Action item |
Exact copies of all entries are expected.

Given entries |
──────────

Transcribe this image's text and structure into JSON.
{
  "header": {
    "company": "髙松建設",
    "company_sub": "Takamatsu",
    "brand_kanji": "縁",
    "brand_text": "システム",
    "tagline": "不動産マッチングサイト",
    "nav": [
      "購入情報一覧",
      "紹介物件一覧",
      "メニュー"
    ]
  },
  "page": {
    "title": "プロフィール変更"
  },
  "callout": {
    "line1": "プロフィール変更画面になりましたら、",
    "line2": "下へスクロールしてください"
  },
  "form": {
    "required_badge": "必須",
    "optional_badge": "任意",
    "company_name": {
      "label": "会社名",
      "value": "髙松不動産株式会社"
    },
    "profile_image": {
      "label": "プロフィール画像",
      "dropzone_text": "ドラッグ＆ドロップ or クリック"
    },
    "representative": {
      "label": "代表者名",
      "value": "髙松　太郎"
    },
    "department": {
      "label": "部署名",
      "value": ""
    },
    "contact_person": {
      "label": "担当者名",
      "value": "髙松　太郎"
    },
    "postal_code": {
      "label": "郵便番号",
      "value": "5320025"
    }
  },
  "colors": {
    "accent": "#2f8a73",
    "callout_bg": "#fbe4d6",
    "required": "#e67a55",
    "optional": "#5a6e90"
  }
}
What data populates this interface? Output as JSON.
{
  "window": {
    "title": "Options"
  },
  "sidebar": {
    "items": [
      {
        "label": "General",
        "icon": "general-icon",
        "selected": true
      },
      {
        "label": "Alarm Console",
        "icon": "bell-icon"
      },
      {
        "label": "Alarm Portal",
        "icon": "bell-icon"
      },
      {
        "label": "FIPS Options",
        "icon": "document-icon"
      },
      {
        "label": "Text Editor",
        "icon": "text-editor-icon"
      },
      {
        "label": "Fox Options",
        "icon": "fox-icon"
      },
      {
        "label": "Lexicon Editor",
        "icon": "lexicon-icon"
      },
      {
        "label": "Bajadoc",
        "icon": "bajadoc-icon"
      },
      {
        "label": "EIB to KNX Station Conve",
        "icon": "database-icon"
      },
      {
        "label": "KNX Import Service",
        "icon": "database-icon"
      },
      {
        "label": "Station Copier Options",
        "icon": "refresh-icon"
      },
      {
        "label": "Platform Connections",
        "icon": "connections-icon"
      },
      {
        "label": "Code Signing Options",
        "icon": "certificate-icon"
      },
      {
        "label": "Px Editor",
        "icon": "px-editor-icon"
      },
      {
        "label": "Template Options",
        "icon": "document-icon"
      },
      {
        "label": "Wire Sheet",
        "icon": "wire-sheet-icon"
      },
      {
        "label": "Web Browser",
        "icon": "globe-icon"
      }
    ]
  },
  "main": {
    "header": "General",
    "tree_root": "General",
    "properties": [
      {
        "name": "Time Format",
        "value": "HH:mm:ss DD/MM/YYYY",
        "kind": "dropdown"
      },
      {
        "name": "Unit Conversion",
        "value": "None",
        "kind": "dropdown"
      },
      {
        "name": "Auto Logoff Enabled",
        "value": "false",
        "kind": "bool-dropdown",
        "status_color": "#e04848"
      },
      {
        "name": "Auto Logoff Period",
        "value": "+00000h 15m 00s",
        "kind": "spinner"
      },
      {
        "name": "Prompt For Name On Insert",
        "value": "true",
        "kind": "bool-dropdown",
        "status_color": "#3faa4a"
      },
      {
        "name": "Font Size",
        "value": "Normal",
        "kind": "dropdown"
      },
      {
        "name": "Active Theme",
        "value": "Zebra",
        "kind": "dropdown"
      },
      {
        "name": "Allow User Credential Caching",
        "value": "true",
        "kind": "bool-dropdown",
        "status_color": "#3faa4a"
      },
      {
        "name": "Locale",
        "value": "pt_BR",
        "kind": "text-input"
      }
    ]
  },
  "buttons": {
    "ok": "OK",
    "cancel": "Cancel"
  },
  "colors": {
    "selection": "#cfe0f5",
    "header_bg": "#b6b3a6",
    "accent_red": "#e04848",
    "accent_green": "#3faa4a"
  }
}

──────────

Response for this exercise |
Transcribe this image's text and structure into JSON.
{
  "header": {
    "company": "髙松建設",
    "company_sub": "Takamatsu",
    "brand_kanji": "縁",
    "brand_text": "システム",
    "tagline": "不動産マッチングサイト",
    "nav": [
      "購入情報一覧",
      "紹介物件一覧",
      "メニュー"
    ]
  },
  "page": {
    "title": "プロフィール変更"
  },
  "callout": {
    "line1": "プロフィール変更画面になりましたら、",
    "line2": "下へスクロールしてください"
  },
  "form": {
    "required_badge": "必須",
    "optional_badge": "任意",
    "company_name": {
      "label": "会社名",
      "value": "髙松不動産株式会社"
    },
    "profile_image": {
      "label": "プロフィール画像",
      "dropzone_text": "ドラッグ＆ドロップ or クリック"
    },
    "representative": {
      "label": "代表者名",
      "value": "髙松　太郎"
    },
    "department": {
      "label": "部署名",
      "value": ""
    },
    "contact_person": {
      "label": "担当者名",
      "value": "髙松　太郎"
    },
    "postal_code": {
      "label": "郵便番号",
      "value": "5320025"
    }
  },
  "colors": {
    "accent": "#2f8a73",
    "callout_bg": "#fbe4d6",
    "required": "#e67a55",
    "optional": "#5a6e90"
  }
}
What data populates this interface? Output as JSON.
{
  "window": {
    "title": "Options"
  },
  "sidebar": {
    "items": [
      {
        "label": "General",
        "icon": "general-icon",
        "selected": true
      },
      {
        "label": "Alarm Console",
        "icon": "bell-icon"
      },
      {
        "label": "Alarm Portal",
        "icon": "bell-icon"
      },
      {
        "label": "FIPS Options",
        "icon": "document-icon"
      },
      {
        "label": "Text Editor",
        "icon": "text-editor-icon"
      },
      {
        "label": "Fox Options",
        "icon": "fox-icon"
      },
      {
        "label": "Lexicon Editor",
        "icon": "lexicon-icon"
      },
      {
        "label": "Bajadoc",
        "icon": "bajadoc-icon"
      },
      {
        "label": "EIB to KNX Station Conve",
        "icon": "database-icon"
      },
      {
        "label": "KNX Import Service",
        "icon": "database-icon"
      },
      {
        "label": "Station Copier Options",
        "icon": "refresh-icon"
      },
      {
        "label": "Platform Connections",
        "icon": "connections-icon"
      },
      {
        "label": "Code Signing Options",
        "icon": "certificate-icon"
      },
      {
        "label": "Px Editor",
        "icon": "px-editor-icon"
      },
      {
        "label": "Template Options",
        "icon": "document-icon"
      },
      {
        "label": "Wire Sheet",
        "icon": "wire-sheet-icon"
      },
      {
        "label": "Web Browser",
        "icon": "globe-icon"
      }
    ]
  },
  "main": {
    "header": "General",
    "tree_root": "General",
    "properties": [
      {
        "name": "Time Format",
        "value": "HH:mm:ss DD/MM/YYYY",
        "kind": "dropdown"
      },
      {
        "name": "Unit Conversion",
        "value": "None",
        "kind": "dropdown"
      },
      {
        "name": "Auto Logoff Enabled",
        "value": "false",
        "kind": "bool-dropdown",
        "status_color": "#e04848"
      },
      {
        "name": "Auto Logoff Period",
        "value": "+00000h 15m 00s",
        "kind": "spinner"
      },
      {
        "name": "Prompt For Name On Insert",
        "value": "true",
        "kind": "bool-dropdown",
        "status_color": "#3faa4a"
      },
      {
        "name": "Font Size",
        "value": "Normal",
        "kind": "dropdown"
      },
      {
        "name": "Active Theme",
        "value": "Zebra",
        "kind": "dropdown"
      },
      {
        "name": "Allow User Credential Caching",
        "value": "true",
        "kind": "bool-dropdown",
        "status_color": "#3faa4a"
      },
      {
        "name": "Locale",
        "value": "pt_BR",
        "kind": "text-input"
      }
    ]
  },
  "buttons": {
    "ok": "OK",
    "cancel": "Cancel"
  },
  "colors": {
    "selection": "#cfe0f5",
    "header_bg": "#b6b3a6",
    "accent_red": "#e04848",
    "accent_green": "#3faa4a"
  }
}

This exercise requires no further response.